On Wednesday, Glaze’s Instagram post conveyed that he wanted “to clear a few things up for anyone who is confused, concerned, or angry” after his news interviews and that he didn’t think his views had been “appropriately communicated through the media.”
“The way certain articles are worded is not done by me, and my true intentions are not accurately represented in every article you read about the situation,” he wrote. “I am not complaining about the kiss, I am very honored and thankful to have been apart of ‘American Idol.’ The main purpose for the show is to find stars and new music artist. I do wish I would have performed better in the moment. I should have picked another song to sing and calmed myself down regardless of the kiss. I should have been able to perform under pressure.”
Glaze, who at the time of his audition was a 19-year-old cashier from Enid, Okla., walked in and told the judges he liked his job because he could meet cute girls. Judge Luke Bryan, quoting a Perry song, asked Glaze, “Have you kissed a girl and liked it?”
“No, I’ve never been in a relationship,” the contestant responded.
Perry asked, “Really?”
“I can’t kiss a girl without being in a relationship,” Glaze said.
Perry then ordered him over, and offered him her cheek as the Bryan and judge Lionel Richie egged them on. “He didn’t even make a smush sound!” Perry said, and they repeated it again.
But as he went in for another kiss on the cheek, Perry quickly moved her lips over to meet his. He fell to the ground with a nervous grin and a shocked expression, as Perry and the judges celebrated.
“Katy!” he yelled. “Well, that’s a first.”
He clearly seemed nervous after the exchange and asked for water before he sang. He then gave what the judges deemed a hurried and lackluster performance. Perry said, “I really enjoyed meeting you,” but “there are some people who are just out-singing you right now, so I don’t think it’d be fair to put you in that kind of competition.”

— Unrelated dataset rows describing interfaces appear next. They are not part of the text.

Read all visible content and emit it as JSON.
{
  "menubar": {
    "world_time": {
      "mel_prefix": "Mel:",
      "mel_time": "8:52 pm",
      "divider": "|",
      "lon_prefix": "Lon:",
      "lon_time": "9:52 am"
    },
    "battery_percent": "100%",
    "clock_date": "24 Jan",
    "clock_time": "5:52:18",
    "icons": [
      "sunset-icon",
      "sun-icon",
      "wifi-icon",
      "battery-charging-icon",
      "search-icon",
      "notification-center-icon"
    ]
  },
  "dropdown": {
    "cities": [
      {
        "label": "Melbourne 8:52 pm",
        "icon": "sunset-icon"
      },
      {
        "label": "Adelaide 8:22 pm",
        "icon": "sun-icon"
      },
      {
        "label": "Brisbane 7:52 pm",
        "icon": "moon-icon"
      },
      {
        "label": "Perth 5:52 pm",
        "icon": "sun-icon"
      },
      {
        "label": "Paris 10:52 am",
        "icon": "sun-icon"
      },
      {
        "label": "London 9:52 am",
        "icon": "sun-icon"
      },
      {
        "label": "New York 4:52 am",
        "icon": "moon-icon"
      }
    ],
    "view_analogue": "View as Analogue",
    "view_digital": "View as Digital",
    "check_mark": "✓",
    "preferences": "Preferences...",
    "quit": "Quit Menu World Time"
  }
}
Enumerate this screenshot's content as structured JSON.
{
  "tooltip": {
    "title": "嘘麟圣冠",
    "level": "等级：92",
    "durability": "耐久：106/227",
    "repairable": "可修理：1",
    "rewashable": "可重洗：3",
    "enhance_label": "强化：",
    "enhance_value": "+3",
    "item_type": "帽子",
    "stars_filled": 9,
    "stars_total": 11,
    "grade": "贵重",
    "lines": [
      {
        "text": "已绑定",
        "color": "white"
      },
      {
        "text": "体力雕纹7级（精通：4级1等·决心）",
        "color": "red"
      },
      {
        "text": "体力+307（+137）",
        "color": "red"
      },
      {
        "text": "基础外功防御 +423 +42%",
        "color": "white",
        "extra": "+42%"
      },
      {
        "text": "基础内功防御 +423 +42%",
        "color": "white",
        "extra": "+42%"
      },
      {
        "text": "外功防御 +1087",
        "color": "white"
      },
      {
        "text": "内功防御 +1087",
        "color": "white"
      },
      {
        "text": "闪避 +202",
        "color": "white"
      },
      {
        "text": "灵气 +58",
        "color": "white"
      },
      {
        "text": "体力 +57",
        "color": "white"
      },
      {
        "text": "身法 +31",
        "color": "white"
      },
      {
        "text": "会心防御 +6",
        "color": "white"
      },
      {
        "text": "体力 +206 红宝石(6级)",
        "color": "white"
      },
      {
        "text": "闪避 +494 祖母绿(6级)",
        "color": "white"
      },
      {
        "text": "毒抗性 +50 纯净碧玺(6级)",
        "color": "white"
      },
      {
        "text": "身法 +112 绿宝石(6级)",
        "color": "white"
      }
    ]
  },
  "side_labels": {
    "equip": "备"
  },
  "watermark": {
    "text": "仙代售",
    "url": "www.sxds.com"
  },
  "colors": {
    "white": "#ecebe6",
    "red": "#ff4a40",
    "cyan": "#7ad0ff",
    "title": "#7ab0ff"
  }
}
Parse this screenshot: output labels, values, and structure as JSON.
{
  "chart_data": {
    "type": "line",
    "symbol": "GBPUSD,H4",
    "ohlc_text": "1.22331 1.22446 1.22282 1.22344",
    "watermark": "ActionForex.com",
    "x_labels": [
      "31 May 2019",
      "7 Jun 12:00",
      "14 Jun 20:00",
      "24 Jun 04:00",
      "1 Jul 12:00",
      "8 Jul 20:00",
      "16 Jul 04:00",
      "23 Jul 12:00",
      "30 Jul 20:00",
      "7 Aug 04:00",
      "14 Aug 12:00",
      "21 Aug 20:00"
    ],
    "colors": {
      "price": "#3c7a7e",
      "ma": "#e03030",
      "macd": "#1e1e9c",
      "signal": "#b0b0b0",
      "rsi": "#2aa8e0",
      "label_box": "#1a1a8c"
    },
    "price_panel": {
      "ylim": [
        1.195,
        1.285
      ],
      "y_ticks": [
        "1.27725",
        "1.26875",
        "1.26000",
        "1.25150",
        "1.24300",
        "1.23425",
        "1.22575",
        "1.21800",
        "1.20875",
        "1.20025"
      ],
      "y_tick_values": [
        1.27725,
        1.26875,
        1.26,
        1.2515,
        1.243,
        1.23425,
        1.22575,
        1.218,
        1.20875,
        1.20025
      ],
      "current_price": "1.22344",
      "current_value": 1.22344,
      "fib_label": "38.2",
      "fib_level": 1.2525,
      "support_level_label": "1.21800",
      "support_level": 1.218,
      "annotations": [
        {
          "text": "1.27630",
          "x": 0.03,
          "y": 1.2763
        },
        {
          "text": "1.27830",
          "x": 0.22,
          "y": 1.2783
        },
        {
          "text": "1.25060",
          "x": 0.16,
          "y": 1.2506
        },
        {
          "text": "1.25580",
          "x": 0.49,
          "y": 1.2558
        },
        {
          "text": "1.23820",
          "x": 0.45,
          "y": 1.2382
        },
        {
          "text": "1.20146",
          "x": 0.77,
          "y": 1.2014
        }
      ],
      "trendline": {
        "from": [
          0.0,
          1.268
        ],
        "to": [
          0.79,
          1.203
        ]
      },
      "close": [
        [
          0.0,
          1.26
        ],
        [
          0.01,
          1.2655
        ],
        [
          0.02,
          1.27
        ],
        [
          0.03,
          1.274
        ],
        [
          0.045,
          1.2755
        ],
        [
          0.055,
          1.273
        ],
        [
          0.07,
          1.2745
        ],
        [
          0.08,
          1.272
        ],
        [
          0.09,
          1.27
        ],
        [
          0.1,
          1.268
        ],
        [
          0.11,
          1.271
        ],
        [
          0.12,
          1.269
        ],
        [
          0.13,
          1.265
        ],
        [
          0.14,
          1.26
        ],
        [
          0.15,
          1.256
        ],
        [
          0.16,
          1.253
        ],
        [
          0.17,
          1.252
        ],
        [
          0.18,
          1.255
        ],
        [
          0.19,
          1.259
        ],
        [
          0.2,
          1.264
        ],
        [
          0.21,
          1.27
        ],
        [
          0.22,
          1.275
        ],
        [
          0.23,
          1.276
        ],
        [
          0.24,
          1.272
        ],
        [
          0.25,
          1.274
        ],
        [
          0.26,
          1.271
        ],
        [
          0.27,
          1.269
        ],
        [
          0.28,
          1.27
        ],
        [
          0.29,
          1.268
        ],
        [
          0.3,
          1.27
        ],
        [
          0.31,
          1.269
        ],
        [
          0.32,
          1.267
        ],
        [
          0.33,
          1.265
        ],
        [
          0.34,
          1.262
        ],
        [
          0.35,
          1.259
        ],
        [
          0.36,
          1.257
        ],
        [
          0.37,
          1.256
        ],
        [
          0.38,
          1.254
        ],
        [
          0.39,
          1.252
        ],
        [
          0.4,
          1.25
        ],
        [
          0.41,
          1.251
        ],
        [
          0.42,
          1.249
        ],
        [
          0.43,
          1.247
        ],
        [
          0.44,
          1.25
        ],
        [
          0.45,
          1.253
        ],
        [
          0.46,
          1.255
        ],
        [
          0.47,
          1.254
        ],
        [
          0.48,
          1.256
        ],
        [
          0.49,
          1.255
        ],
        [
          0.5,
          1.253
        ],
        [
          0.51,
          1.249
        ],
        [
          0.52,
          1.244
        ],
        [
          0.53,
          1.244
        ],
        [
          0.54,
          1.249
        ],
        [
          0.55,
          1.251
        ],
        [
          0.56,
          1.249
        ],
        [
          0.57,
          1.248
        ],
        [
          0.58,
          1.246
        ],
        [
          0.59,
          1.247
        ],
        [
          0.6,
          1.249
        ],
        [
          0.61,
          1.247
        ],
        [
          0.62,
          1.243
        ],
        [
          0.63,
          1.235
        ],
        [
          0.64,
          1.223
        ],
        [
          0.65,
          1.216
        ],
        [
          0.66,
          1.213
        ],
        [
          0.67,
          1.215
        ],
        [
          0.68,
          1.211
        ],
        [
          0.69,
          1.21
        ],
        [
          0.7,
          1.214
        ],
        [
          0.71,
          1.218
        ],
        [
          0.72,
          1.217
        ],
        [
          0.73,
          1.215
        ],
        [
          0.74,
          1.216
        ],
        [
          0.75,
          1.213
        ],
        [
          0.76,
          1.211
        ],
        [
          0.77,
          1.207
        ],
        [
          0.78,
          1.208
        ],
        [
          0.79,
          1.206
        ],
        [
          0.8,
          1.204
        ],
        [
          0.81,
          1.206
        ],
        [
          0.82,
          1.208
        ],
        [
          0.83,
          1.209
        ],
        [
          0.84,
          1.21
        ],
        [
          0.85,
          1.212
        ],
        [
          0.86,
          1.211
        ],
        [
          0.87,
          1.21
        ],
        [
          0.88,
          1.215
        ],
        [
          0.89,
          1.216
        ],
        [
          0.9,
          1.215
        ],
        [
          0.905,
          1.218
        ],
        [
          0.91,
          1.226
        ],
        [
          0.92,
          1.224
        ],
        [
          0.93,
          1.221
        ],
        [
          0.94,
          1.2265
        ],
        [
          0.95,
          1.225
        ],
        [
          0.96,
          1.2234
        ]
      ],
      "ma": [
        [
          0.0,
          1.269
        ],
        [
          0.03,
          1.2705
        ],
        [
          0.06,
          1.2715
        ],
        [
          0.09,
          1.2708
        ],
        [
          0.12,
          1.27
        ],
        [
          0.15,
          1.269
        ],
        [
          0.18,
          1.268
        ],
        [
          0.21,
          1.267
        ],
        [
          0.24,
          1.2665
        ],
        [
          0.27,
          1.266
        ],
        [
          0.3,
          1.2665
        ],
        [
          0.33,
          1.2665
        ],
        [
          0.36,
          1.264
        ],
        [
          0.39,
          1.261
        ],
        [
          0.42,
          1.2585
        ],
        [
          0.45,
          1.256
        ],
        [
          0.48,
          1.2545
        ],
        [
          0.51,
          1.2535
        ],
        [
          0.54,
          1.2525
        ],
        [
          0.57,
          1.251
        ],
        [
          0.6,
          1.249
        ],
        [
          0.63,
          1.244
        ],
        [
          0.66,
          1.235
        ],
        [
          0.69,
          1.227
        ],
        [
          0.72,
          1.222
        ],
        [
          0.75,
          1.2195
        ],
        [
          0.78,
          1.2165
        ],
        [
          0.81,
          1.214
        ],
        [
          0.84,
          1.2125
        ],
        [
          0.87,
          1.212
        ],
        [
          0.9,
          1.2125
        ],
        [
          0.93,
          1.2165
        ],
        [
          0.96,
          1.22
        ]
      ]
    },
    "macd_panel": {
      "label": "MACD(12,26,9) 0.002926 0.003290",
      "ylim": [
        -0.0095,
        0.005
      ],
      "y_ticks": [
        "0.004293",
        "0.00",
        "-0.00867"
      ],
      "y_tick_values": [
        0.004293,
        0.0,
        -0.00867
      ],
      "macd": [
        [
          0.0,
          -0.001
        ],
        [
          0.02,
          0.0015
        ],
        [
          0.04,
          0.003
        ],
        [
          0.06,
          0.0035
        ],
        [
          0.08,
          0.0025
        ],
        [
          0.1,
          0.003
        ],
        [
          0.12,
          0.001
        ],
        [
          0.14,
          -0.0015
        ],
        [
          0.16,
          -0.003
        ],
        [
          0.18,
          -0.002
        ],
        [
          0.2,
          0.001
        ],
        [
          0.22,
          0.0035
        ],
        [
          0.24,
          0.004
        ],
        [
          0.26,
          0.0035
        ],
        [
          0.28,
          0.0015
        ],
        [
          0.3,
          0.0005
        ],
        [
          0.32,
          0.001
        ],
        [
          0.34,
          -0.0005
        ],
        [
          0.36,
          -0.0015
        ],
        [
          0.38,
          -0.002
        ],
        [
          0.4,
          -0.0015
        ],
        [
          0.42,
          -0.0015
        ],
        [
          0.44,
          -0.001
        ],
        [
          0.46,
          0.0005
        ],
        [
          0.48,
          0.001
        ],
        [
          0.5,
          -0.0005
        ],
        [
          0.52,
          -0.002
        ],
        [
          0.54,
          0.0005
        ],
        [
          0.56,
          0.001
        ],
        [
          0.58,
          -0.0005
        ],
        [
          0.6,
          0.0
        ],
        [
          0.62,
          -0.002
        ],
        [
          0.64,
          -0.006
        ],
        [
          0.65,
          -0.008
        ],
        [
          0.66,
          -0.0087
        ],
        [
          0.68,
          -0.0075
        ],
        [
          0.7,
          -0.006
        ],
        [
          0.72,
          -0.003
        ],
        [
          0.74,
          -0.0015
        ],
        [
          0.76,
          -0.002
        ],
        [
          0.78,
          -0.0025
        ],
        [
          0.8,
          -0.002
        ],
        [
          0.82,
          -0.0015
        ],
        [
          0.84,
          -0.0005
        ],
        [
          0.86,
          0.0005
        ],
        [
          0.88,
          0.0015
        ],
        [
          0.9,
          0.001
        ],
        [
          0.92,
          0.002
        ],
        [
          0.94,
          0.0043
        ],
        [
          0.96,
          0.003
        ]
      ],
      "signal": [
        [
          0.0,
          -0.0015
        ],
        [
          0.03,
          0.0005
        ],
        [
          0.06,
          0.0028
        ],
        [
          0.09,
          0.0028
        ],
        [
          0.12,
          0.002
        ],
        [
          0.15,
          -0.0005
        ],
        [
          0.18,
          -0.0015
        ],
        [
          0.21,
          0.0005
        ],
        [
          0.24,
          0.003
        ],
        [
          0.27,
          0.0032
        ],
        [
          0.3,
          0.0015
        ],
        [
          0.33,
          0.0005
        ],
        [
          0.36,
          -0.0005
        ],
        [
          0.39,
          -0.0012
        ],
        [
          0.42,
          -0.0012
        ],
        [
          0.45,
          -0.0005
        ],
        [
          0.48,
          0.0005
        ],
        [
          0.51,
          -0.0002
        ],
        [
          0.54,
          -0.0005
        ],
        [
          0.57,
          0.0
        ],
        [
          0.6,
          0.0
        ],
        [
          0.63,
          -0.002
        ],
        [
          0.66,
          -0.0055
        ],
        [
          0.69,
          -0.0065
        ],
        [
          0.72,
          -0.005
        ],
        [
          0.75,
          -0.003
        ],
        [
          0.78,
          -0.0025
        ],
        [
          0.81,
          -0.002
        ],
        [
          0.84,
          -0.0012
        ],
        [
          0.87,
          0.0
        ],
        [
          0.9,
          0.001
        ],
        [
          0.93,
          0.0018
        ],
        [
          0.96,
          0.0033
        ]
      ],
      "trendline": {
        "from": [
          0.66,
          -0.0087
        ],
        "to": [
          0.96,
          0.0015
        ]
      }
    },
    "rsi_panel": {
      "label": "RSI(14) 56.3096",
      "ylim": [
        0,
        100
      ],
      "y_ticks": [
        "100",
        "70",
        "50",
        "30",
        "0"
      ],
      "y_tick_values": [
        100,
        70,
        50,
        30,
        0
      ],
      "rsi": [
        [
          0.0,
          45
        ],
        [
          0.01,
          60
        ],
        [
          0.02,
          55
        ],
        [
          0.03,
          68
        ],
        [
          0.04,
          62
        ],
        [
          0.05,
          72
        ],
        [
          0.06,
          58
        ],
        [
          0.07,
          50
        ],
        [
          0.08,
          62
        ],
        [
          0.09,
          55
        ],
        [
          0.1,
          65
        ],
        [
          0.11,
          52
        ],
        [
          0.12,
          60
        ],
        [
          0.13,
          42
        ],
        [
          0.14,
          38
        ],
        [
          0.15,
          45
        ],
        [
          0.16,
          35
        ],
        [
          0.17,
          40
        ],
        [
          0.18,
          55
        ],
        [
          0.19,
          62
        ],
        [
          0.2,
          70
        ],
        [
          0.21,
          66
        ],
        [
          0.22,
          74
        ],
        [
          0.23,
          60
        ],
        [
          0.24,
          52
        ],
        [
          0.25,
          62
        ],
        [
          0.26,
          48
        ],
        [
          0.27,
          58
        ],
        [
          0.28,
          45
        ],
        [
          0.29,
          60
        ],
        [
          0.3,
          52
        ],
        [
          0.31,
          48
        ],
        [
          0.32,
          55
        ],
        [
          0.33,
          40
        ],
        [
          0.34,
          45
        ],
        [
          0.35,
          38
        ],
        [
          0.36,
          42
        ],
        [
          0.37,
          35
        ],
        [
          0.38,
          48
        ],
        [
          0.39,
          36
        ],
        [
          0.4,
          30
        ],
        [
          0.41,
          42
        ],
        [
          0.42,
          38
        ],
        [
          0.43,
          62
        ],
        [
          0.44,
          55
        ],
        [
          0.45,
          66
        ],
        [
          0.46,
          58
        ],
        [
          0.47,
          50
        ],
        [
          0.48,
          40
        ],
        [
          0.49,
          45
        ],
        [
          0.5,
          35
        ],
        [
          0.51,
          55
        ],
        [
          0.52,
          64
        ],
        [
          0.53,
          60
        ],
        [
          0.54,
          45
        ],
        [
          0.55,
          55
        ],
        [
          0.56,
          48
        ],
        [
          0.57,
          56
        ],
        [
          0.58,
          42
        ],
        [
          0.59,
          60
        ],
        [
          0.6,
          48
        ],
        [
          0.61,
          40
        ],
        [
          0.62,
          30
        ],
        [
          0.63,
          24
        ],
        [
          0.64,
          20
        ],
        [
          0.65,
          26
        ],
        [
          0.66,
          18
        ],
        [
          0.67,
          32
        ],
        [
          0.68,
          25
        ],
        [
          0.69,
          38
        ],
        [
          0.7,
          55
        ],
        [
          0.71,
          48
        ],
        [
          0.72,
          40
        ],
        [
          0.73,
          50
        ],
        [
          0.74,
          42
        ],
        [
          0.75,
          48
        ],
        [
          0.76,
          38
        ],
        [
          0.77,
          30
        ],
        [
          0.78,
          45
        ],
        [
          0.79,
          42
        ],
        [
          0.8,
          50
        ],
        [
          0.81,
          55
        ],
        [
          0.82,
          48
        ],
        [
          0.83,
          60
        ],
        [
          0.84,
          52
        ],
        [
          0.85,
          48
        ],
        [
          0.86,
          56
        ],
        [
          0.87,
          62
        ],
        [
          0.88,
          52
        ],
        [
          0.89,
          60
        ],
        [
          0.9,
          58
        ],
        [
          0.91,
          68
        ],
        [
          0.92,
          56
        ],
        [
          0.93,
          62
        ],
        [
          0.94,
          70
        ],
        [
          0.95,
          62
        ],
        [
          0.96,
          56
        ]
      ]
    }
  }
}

She added: “Next time, just take a little bit more time. You were a bit rushed.”